** EXERCISE REQUIREMENTS **
Going through the data below, copy out each line where the word "Total" shows up.

--- START ---

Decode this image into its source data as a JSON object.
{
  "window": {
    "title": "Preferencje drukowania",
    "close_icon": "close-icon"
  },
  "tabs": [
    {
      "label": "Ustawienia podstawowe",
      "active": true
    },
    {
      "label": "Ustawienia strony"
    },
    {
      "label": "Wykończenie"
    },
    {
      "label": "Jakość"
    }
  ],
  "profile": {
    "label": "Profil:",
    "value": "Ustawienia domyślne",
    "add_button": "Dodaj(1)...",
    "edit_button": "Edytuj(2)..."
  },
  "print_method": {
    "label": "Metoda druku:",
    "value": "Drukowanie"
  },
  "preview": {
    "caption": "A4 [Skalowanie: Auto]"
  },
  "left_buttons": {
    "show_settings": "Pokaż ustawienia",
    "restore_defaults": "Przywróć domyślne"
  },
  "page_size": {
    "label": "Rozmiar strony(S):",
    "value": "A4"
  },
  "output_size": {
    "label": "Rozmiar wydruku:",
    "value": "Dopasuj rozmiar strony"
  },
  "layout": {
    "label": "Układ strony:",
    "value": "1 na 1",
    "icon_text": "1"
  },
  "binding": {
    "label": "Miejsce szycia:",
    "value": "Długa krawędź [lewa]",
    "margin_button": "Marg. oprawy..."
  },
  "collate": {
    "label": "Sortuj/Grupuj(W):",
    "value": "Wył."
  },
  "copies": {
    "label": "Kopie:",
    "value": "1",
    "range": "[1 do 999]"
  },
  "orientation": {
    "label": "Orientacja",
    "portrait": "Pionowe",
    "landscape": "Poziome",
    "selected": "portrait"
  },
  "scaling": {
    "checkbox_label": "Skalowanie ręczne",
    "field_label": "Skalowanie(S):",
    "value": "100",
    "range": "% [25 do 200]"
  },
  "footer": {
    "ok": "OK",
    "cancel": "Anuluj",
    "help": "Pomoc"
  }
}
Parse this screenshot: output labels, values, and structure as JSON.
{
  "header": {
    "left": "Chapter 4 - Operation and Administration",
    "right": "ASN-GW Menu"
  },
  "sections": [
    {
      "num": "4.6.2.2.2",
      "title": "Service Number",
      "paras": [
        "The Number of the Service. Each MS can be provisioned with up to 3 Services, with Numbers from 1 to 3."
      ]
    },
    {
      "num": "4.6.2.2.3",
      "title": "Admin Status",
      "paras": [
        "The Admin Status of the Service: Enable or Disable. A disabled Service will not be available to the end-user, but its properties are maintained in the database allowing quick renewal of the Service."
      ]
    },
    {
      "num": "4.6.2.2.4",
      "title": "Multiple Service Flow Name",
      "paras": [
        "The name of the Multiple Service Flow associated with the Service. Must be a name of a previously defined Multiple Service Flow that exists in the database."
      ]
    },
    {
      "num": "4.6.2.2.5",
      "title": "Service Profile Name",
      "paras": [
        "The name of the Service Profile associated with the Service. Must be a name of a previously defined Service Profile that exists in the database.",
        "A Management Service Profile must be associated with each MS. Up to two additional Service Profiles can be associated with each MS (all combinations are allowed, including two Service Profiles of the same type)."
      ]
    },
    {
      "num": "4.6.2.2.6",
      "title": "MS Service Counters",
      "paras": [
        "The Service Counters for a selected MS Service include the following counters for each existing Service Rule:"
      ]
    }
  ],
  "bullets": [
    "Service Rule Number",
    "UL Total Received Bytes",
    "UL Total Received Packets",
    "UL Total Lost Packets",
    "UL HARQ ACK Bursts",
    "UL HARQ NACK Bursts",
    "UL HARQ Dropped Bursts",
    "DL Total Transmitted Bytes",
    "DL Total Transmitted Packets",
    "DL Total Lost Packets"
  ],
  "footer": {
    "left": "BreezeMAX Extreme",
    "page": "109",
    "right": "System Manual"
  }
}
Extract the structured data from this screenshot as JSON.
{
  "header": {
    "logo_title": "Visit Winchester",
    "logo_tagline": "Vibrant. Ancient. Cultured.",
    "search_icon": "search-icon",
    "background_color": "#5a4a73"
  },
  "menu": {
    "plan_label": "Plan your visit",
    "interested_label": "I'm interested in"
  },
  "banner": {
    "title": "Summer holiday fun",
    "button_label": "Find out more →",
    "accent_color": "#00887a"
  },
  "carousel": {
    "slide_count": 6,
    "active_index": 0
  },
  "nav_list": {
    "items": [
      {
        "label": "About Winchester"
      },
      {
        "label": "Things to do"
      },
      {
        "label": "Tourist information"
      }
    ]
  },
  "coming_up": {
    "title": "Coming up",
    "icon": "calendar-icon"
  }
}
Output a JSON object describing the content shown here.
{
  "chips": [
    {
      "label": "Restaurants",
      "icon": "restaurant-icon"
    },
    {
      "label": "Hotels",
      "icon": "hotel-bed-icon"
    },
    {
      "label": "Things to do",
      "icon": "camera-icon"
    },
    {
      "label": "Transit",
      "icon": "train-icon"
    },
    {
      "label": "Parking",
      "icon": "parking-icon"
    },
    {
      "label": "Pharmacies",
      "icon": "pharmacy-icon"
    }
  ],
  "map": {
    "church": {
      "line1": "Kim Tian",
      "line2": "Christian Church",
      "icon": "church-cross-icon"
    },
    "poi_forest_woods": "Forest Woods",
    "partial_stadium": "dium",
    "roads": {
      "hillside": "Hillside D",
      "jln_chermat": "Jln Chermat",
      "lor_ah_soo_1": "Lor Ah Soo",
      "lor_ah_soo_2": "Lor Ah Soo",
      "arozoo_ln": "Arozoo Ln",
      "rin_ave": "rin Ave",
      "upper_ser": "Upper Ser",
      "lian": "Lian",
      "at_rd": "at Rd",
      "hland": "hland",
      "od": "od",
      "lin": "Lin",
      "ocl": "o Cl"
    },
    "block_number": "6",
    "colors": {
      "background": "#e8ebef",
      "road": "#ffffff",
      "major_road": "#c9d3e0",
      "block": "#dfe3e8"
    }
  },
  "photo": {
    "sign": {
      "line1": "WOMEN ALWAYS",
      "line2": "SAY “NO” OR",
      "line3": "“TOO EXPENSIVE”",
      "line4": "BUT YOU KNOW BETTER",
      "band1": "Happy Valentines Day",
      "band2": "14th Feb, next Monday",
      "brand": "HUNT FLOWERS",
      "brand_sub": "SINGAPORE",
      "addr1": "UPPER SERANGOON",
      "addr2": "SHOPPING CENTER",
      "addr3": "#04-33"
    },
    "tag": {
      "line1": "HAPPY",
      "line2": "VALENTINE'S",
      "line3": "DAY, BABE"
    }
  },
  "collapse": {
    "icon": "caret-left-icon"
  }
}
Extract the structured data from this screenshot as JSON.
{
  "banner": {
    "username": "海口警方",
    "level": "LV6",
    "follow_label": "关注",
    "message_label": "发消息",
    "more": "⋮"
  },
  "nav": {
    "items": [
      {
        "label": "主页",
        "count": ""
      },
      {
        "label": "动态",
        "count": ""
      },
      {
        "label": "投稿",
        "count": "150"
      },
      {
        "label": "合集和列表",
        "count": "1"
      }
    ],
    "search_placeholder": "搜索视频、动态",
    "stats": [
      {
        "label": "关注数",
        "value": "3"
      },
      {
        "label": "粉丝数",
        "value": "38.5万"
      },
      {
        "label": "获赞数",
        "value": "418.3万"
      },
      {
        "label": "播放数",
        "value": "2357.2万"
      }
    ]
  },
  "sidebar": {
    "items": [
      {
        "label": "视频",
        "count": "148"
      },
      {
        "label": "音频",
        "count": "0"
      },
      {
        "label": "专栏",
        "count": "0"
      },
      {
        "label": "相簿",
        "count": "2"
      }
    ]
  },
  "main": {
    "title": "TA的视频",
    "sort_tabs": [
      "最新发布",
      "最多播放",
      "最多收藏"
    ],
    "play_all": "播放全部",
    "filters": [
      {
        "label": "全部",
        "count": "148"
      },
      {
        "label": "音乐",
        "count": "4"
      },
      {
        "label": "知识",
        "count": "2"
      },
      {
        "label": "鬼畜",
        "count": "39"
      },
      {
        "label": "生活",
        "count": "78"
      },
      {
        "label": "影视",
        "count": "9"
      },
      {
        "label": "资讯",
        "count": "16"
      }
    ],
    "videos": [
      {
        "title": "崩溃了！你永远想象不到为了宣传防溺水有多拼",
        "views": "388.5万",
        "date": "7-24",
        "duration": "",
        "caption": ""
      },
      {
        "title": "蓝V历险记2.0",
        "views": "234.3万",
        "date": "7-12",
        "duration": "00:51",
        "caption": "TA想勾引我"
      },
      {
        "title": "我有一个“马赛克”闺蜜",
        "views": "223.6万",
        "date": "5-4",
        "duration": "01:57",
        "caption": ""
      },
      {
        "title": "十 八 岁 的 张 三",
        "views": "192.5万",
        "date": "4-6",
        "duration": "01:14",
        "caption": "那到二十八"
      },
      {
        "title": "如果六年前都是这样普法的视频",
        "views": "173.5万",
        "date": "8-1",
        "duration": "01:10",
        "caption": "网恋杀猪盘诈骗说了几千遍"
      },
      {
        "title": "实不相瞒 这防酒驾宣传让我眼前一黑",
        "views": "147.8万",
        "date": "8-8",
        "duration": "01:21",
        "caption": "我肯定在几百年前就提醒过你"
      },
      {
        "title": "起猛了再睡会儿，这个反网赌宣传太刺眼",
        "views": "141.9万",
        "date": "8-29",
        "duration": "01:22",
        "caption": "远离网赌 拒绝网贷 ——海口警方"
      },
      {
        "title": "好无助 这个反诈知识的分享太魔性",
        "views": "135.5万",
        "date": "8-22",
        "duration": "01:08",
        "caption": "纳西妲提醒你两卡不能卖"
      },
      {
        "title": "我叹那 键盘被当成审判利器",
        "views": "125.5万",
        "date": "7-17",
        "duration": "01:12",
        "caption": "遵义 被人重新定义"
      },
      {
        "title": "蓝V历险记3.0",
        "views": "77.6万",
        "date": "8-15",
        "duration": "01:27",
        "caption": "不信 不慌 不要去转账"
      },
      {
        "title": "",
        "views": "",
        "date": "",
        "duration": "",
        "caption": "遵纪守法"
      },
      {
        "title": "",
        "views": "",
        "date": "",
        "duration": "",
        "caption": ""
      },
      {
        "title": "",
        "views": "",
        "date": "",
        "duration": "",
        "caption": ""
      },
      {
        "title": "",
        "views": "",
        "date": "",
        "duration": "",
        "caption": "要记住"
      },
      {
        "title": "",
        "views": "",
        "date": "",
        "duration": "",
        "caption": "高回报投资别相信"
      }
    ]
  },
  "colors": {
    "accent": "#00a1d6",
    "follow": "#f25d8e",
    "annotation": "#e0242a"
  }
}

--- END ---

** ANSWER SPACE **
    "UL Total Received Bytes",
    "UL Total Received Packets",
    "UL Total Lost Packets",
    "DL Total Transmitted Bytes",
    "DL Total Transmitted Packets",
    "DL Total Lost Packets"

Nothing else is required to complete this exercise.